You stay a step ahead, have a plan, prepare to drop the plan if needed, think about what they need, treat them as people and above all, listen.
There are few people in this world who won’t tell you want they want if you ask them sincerely.
It has been a process of learning for me as well, honing multitasking, patience and not being afraid of watching eyes. And throughout it all still being myself.
Recently I have been given, or rather loaned, my own class until the end of semester. Or as Swedes would say, until the start of semester. Yes, confusing, I know.
I reacted to the news with excitement and soon began to plan all of the cool things I could teach them about, all the stories and songs I could bring and share with them. Neil Gaiman, Suzanne Vega, Terry Pratchett, fairy tales, myths and legends, so many things! So many options! The real question should have been, of course, what do they need to learn and how can I help them to find it.
Discipline is required, especially when it comes to stories that you hold dear and would happily shove in the face of strangers on the street if you thought you could get away with it.
That said, I have included a few tasty morsels that I think the students will find interesting, and about which I can wax lyrical. The Queen and the Soldier has been done, with many insightful comments from the students, including aspects I’d never considered.

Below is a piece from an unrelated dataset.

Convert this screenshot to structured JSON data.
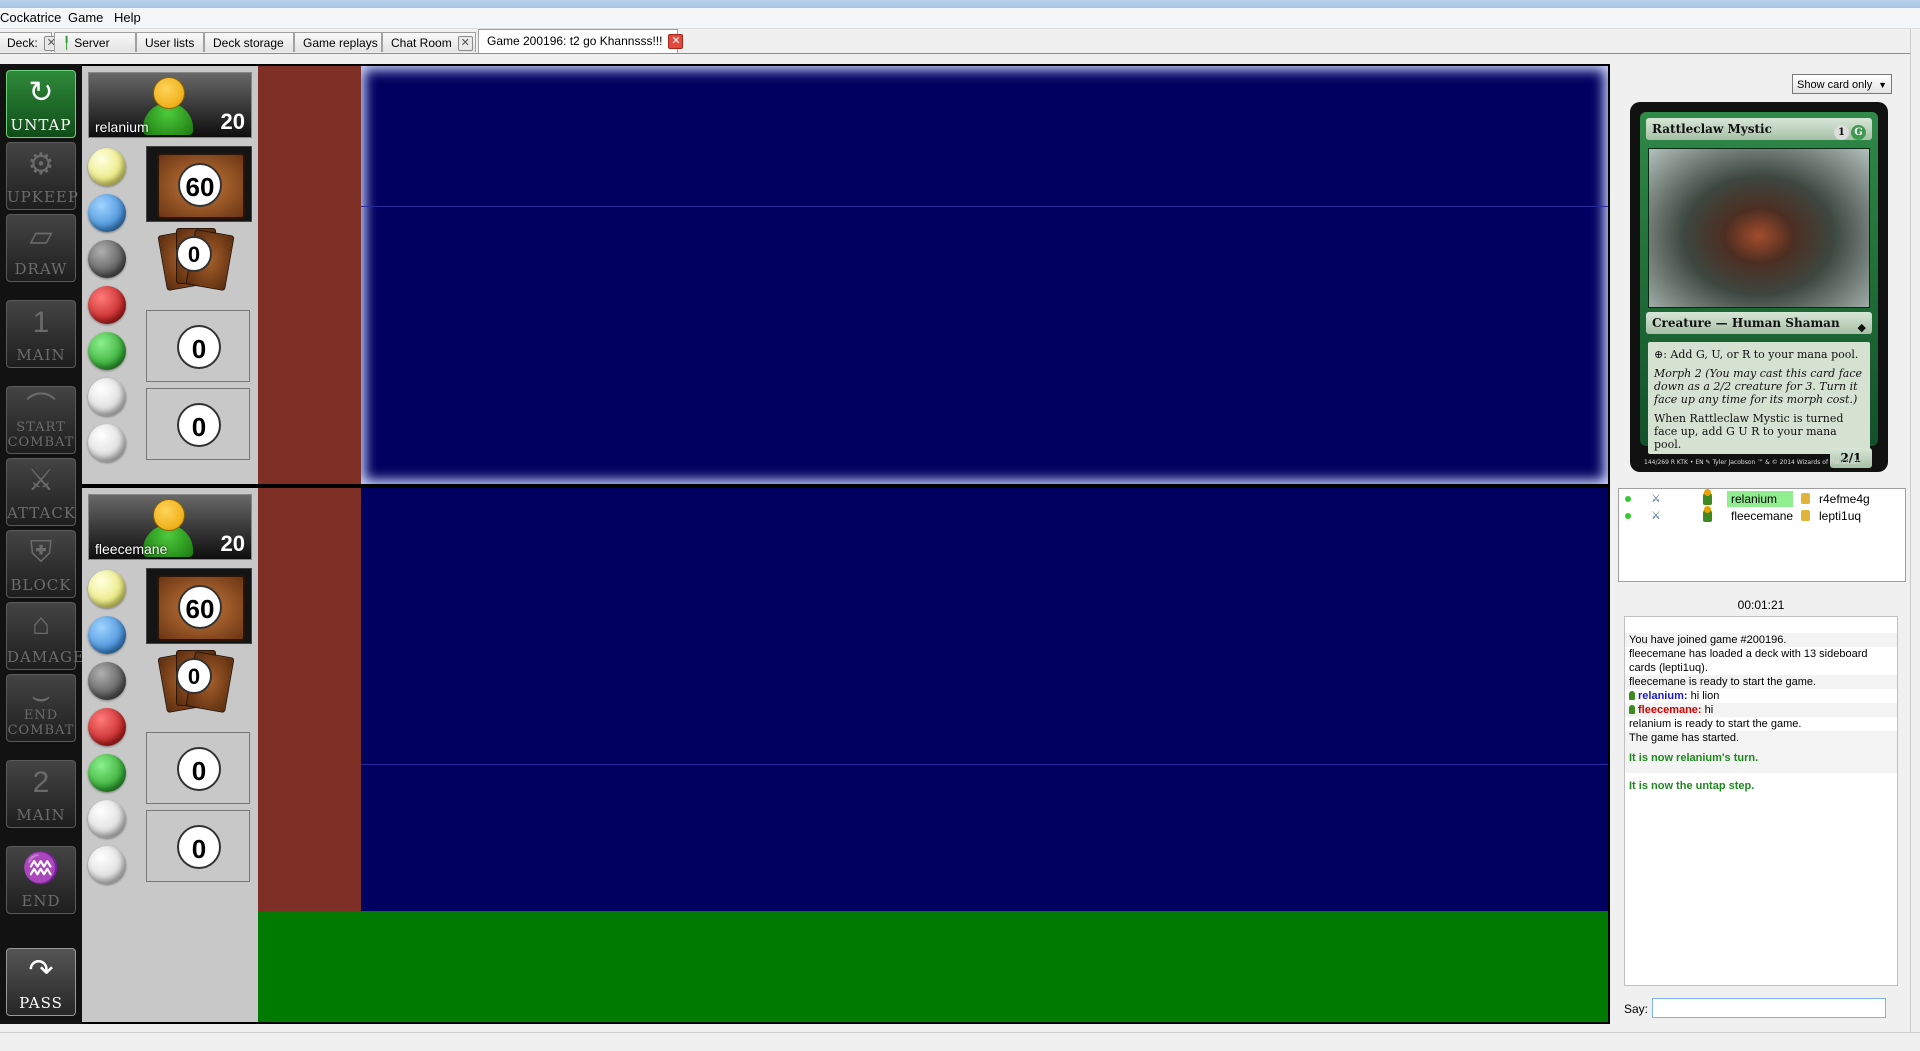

I’ve also found that learning another language has helped enormously in teaching my own, as I can see why people can make certain mistakes and for the first time get my head around the feeling of absorbing a language other than your own. It’s hard, and I am ever so glad that the two languages concerned have the same origin.
So how do you teach? My mother would say that you should facilitate learning, which brings to my mind images of people as conduits, funneling knowledge out of their chests into the minds of others, holding knowledge within their reach if students want to take it. Then there’s the old method from Dickensian dramas, the repetition of information, provided on blackboards for absorption or a background to whatever the student is thinking about.
There are many others, of course, as I have been finding my own way, a way that is being more settled as time goes on.
There will be another class this week, and such is the nature of the job that there may be more. I seem to have almost fallen into teaching, and I finally feel as though I’m managing to tread water and perhaps even swim.